== Segment start ==

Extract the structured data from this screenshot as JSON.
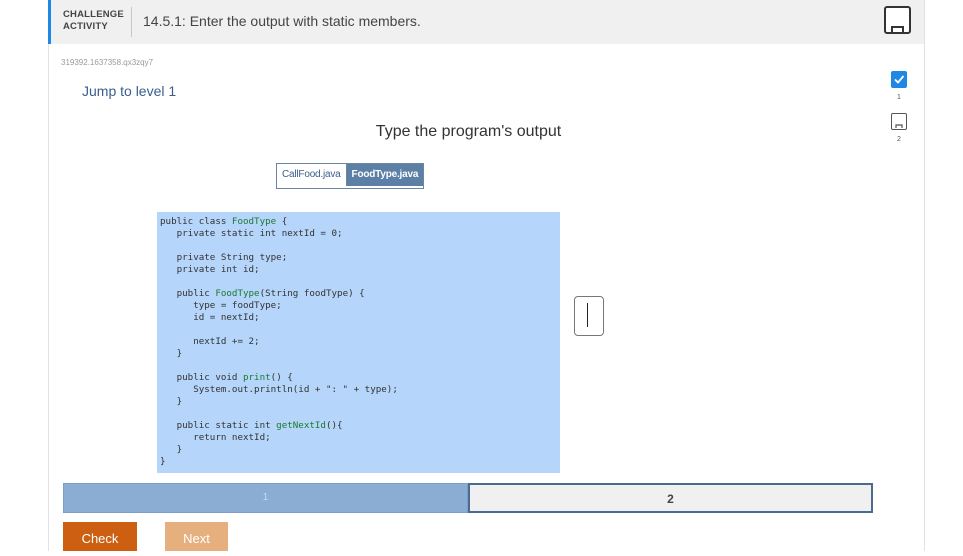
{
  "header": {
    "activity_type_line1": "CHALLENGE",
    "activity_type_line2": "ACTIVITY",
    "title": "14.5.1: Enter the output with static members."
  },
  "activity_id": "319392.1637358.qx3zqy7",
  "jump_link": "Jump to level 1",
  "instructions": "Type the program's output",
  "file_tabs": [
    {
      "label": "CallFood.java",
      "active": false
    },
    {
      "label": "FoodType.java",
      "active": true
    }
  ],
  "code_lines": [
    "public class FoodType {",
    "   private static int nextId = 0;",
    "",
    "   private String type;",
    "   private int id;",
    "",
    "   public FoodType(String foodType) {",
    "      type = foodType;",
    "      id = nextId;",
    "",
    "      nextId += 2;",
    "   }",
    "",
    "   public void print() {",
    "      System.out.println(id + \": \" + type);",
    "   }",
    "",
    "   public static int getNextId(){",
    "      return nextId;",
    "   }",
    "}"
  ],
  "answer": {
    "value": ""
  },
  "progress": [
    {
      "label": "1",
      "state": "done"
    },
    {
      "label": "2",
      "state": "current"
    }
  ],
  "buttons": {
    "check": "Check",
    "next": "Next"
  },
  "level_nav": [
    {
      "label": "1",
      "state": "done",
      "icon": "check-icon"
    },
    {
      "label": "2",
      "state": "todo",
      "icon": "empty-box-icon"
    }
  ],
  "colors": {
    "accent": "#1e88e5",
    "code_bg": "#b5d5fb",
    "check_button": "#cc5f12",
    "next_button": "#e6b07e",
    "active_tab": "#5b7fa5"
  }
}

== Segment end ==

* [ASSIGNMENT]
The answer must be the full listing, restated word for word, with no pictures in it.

* [ANSWER]
Extract the structured data from this screenshot as JSON.
{
  "header": {
    "activity_type_line1": "CHALLENGE",
    "activity_type_line2": "ACTIVITY",
    "title": "14.5.1: Enter the output with static members."
  },
  "activity_id": "319392.1637358.qx3zqy7",
  "jump_link": "Jump to level 1",
  "instructions": "Type the program's output",
  "file_tabs": [
    {
      "label": "CallFood.java",
      "active": false
    },
    {
      "label": "FoodType.java",
      "active": true
    }
  ],
  "code_lines": [
    "public class FoodType {",
    "   private static int nextId = 0;",
    "",
    "   private String type;",
    "   private int id;",
    "",
    "   public FoodType(String foodType) {",
    "      type = foodType;",
    "      id = nextId;",
    "",
    "      nextId += 2;",
    "   }",
    "",
    "   public void print() {",
    "      System.out.println(id + \": \" + type);",
    "   }",
    "",
    "   public static int getNextId(){",
    "      return nextId;",
    "   }",
    "}"
  ],
  "answer": {
    "value": ""
  },
  "progress": [
    {
      "label": "1",
      "state": "done"
    },
    {
      "label": "2",
      "state": "current"
    }
  ],
  "buttons": {
    "check": "Check",
    "next": "Next"
  },
  "level_nav": [
    {
      "label": "1",
      "state": "done",
      "icon": "check-icon"
    },
    {
      "label": "2",
      "state": "todo",
      "icon": "empty-box-icon"
    }
  ],
  "colors": {
    "accent": "#1e88e5",
    "code_bg": "#b5d5fb",
    "check_button": "#cc5f12",
    "next_button": "#e6b07e",
    "active_tab": "#5b7fa5"
  }
}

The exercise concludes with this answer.